**Task brief**
List each line of the data that holds the string "tuaj", please.

App and web page records
»»

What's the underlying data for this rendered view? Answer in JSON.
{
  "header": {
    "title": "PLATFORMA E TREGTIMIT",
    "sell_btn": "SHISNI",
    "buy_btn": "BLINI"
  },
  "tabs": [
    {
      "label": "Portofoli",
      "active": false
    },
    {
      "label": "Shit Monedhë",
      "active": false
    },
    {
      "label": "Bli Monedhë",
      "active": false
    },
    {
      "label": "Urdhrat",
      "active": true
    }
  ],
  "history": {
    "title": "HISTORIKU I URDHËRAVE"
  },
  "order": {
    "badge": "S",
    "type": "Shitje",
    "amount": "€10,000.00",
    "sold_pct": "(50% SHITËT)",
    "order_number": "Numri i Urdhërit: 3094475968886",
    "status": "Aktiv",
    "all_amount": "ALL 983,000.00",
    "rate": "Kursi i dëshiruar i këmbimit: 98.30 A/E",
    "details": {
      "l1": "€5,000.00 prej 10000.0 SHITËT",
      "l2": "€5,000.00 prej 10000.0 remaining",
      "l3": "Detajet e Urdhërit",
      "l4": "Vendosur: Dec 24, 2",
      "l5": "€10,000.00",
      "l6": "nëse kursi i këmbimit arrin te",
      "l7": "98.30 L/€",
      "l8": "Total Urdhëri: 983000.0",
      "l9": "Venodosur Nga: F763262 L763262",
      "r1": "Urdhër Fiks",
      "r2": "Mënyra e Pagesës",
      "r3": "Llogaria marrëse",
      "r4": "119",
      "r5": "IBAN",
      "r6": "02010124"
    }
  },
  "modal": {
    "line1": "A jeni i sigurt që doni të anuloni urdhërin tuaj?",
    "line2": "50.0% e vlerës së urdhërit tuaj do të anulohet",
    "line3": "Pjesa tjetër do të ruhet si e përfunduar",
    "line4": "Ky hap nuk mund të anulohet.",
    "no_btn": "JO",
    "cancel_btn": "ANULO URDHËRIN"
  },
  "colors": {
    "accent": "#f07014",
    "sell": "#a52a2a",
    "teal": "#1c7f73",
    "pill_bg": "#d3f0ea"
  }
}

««

**Solution to the exercise**
    "line1": "A jeni i sigurt që doni të anuloni urdhërin tuaj?",
    "line2": "50.0% e vlerës së urdhërit tuaj do të anulohet",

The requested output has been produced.